Required work: Using the records below, find how many lines hold the word "Enter" and reply with only that number.

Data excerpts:
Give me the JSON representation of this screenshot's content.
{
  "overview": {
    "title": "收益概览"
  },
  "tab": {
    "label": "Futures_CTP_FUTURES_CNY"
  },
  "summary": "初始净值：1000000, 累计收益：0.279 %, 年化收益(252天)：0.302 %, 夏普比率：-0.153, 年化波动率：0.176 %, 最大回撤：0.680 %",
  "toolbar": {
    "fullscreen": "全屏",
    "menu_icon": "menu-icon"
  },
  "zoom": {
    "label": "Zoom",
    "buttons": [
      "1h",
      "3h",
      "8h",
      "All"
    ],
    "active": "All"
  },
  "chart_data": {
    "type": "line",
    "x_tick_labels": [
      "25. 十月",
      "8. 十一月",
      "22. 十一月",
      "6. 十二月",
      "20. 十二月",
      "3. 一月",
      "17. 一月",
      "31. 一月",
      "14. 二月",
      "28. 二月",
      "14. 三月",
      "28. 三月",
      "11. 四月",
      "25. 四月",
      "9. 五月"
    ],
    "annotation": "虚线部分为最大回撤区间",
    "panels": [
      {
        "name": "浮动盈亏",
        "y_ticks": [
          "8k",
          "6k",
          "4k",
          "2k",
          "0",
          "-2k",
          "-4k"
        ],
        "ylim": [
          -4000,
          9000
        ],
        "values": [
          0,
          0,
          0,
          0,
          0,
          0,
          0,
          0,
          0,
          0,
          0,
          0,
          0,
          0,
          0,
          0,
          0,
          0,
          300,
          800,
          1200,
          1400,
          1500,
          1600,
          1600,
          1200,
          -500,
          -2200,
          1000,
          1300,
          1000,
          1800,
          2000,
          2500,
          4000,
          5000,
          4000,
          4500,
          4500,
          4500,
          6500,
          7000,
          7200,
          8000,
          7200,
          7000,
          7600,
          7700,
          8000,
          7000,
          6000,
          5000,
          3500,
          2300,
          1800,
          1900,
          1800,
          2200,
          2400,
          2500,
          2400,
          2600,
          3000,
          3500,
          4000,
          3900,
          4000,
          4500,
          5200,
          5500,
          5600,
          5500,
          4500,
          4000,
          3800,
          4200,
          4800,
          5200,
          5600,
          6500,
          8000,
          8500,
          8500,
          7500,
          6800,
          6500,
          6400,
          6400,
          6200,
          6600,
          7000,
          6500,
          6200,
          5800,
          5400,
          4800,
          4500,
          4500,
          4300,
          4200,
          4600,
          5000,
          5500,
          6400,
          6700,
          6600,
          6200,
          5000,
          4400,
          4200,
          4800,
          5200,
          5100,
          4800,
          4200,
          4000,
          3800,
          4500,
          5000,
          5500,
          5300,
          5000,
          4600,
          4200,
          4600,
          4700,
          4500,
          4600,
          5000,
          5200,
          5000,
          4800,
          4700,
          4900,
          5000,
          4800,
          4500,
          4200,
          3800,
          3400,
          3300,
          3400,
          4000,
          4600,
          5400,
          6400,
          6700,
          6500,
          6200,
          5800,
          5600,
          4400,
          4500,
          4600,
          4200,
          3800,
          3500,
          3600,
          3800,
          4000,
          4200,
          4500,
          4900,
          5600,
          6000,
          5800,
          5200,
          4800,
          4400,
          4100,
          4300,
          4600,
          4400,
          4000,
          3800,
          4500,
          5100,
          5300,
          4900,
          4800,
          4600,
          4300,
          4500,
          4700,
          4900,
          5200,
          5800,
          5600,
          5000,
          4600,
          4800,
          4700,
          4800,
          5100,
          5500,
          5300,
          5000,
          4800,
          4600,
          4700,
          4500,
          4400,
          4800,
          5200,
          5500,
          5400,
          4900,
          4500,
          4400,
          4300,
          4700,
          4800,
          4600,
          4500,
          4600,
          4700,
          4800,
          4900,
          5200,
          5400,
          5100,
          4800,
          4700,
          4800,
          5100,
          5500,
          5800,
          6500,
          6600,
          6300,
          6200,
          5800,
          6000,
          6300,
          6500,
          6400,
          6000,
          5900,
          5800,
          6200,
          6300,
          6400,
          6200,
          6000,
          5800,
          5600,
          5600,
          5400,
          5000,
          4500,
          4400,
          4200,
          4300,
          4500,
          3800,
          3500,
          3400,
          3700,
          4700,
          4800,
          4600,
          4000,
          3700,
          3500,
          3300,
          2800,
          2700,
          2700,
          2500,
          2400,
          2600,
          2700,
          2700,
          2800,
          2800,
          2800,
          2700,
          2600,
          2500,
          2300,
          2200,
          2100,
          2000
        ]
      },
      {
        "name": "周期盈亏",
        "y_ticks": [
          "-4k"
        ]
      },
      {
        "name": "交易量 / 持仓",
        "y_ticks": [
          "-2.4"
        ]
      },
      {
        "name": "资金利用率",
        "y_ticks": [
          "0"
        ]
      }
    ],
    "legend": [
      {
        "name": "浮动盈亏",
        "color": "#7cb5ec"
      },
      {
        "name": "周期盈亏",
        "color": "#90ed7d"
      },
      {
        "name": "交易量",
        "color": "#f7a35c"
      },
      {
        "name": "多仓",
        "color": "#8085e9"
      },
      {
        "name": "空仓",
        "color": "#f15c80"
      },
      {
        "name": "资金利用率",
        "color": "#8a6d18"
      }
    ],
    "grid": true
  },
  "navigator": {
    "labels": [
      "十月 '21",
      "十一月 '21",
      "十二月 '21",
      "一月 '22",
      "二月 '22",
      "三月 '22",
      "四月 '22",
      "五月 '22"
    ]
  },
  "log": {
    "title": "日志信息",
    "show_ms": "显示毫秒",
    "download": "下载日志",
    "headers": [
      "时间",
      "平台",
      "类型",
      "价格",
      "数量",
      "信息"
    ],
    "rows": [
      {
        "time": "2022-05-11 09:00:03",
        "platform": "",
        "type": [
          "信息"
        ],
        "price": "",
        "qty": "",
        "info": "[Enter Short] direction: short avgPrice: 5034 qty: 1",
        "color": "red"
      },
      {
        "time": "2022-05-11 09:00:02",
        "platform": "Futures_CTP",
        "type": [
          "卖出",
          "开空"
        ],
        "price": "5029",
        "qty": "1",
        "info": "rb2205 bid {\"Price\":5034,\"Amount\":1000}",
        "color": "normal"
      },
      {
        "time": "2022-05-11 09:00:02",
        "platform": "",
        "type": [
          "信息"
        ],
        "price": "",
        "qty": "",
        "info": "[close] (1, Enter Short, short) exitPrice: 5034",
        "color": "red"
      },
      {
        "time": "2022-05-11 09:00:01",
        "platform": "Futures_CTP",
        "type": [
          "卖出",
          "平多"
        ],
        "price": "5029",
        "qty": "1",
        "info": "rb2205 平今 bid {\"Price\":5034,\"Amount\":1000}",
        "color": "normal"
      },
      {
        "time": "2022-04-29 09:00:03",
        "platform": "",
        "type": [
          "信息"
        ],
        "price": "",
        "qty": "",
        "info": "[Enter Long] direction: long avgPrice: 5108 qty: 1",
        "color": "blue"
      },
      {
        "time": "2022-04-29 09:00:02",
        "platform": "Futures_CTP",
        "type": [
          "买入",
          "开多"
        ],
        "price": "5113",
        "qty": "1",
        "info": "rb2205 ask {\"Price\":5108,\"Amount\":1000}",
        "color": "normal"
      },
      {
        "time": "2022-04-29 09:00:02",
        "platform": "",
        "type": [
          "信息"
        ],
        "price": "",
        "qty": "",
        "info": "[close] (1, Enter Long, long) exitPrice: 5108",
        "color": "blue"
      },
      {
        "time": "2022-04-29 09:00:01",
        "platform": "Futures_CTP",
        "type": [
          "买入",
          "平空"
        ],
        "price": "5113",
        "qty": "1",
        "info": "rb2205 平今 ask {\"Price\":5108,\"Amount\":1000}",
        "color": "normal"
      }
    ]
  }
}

Written solution: 4